10. You gain credibility as a writer. Most of the paying gigs I’ve landed have been from someone who read my reviews on Amazon, visited my personal site to read other things I’ve written, and then contacted me about a job. Before my first book, I didn’t pursue paying writing gigs simply because I had a young child on the Autism spectrum and chose to homeschool him. Now that he’s doing magnificently and doesn’t need my constant supervision with his schoolwork, I devote more time to monetizing my writing or gaining publishing contracts.
11. You gain access to authors for interviews and stories. When you’re seen as a respected, influential reviewer, it becomes rather easy to land an interview with an author for your site, blog or podcast—even best-selling authors. You could even pitch your article or interview to a print magazine, which not only increases credibility and name recognition, but earns you some money for your efforts.
12. Building industry relationships will eventually pay off during publication. When it comes time to seek endorsements (blurbs), someone to write your Foreword, or contributors to your book/anthology, you’ll have made great friends and acquaintances that are more than happy to help out your writing career. For example, bestselling Self-Help author Monte Farber wrote the Foreword to my first book. Guess how I met him? You guessed it: over the years, I had reviewed many of his products and we eventually became friends. And the Foreword to my upcoming traditionally published book, Tarot in Reverse? Penned by Lisa Finander, author of Disneystrology, whom I befriended when I was editor of a Tarot magazine and she a contributor.
13. You can start with books you already own. You don’t need to go out and buy books to start reviewing! Just take what’s on your nightstand and write a review after you’re done reading it. Or, check out books at the library.
14. Amazon.com, Lunch.com, LibraryThing.com and other sites provide areas for feedback on reviews. Sure, you’ll get some idiots that may just want to harass you because you’ve dissed one of their favorite books or authors—but most people who provide feedback on review sites offer great comments about how your review helped them, specifically…or where it fell short. For example, I once wrote a review of a toy, but failed to mention the age of my son (which would make a difference to the information I provided). A reader pointed out my oversight, and I was grateful to her for showing me why information like that matters to consumers.
15. You can generate a fan base eager to read your upcoming reviews, articles and books. An eager readership will not only sign up for your newsletter and subscribes to your blog, but will also be first in line to buy your book when it comes out! They will be among your most ardent supporters because, after all, your reviews helped informed them in their purchasing decision…possibly saving them hundreds, or thousands, of dollars over time. (Or, if you’re like me, you’ll be responsible for causing readers to spend some coin on books you’ve raved about…but they’ll be grateful for that, too!)
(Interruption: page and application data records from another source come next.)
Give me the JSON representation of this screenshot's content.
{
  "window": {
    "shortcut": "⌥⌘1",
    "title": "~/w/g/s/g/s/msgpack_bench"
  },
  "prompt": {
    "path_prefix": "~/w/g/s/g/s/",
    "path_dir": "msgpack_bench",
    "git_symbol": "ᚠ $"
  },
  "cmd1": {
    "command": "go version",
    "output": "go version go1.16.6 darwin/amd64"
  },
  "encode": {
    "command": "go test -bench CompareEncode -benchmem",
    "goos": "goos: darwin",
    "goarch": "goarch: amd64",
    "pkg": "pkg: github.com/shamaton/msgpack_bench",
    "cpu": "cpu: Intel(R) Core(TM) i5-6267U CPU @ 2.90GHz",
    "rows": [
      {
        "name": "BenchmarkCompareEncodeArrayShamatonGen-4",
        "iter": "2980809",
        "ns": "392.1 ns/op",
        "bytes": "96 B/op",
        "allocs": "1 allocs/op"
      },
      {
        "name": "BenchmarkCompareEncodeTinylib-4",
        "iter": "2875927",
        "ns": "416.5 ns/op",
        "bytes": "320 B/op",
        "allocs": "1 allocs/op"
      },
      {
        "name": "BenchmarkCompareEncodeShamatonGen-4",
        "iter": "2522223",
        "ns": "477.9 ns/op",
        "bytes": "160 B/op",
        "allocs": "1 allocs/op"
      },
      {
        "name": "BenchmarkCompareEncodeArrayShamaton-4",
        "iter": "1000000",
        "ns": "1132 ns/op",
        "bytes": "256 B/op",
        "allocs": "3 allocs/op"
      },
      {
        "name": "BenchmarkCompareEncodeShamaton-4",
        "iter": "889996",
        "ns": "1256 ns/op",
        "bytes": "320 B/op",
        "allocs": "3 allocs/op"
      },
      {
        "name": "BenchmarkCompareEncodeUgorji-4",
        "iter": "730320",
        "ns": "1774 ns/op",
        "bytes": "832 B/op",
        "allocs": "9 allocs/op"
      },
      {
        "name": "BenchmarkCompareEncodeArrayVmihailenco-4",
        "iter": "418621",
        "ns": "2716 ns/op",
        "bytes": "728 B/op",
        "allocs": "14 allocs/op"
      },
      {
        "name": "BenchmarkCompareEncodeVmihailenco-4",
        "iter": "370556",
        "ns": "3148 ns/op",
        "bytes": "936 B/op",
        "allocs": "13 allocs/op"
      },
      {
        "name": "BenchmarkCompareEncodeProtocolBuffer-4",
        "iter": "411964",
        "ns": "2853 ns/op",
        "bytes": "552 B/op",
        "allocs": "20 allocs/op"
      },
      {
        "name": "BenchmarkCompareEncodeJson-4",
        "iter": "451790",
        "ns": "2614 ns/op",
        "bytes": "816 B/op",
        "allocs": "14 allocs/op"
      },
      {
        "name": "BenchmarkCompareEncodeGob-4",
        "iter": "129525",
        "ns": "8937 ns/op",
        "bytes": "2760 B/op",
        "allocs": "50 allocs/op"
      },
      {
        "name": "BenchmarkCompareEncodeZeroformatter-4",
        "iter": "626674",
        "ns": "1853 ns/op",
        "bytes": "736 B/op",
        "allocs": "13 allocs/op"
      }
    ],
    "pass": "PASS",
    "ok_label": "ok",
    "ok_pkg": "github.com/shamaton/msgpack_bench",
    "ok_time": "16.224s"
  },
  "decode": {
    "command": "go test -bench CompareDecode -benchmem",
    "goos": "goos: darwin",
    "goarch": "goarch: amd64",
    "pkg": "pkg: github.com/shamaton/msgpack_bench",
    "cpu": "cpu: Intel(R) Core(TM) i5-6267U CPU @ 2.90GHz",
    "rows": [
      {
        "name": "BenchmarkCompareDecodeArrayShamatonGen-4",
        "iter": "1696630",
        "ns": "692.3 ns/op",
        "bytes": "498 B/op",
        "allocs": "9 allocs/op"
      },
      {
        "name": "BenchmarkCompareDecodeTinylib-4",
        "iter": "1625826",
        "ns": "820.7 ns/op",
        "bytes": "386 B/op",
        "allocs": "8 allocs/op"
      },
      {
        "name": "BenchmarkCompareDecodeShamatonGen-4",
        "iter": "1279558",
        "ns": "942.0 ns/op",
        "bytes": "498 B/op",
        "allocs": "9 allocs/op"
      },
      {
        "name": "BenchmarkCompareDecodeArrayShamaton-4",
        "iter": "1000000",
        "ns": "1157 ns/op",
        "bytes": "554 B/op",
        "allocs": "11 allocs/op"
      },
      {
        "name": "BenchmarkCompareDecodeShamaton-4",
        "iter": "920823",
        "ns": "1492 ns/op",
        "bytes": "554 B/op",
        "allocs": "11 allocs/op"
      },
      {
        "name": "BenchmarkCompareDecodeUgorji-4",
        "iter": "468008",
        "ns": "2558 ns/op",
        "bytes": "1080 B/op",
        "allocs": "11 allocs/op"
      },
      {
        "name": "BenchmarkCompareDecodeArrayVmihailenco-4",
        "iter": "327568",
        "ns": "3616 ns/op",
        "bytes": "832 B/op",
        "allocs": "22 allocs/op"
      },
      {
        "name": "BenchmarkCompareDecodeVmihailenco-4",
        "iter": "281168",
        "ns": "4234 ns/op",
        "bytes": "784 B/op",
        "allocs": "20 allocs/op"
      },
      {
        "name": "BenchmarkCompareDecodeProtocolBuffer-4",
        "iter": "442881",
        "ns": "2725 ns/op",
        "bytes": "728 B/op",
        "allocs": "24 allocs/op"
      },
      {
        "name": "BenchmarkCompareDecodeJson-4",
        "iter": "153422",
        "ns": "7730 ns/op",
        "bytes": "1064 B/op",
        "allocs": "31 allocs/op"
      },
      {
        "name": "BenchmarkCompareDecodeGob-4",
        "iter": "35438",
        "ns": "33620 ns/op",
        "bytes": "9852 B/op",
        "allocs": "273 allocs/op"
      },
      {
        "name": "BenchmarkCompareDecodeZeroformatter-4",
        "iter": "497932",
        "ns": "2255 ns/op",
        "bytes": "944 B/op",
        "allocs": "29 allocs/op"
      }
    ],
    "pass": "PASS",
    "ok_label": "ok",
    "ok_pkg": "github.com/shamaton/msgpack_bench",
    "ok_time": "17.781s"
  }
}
Like any approach to platform building, writing reviews and gaining a following will take time. But if you’re looking for an inexpensive way to expand your reach, hone your skills, increase your knowledge, forge industry contacts and form treasured friendships, reviewing may be the perfect way for you to get name recognition, secure writing gigs or land a book deal.
-- Janet Boyer, Amazon Top/Vine Reviewer, author of Back in Time Tarot, Tarot in Reverse (Schiffer 2012) and the Snowland Tarot (Schiffer 2013). Featured in Tales of the Revolution: True Stories of People Who Are Poking the Box and Making a Difference (A Domino Project eBook edited by Seth Godin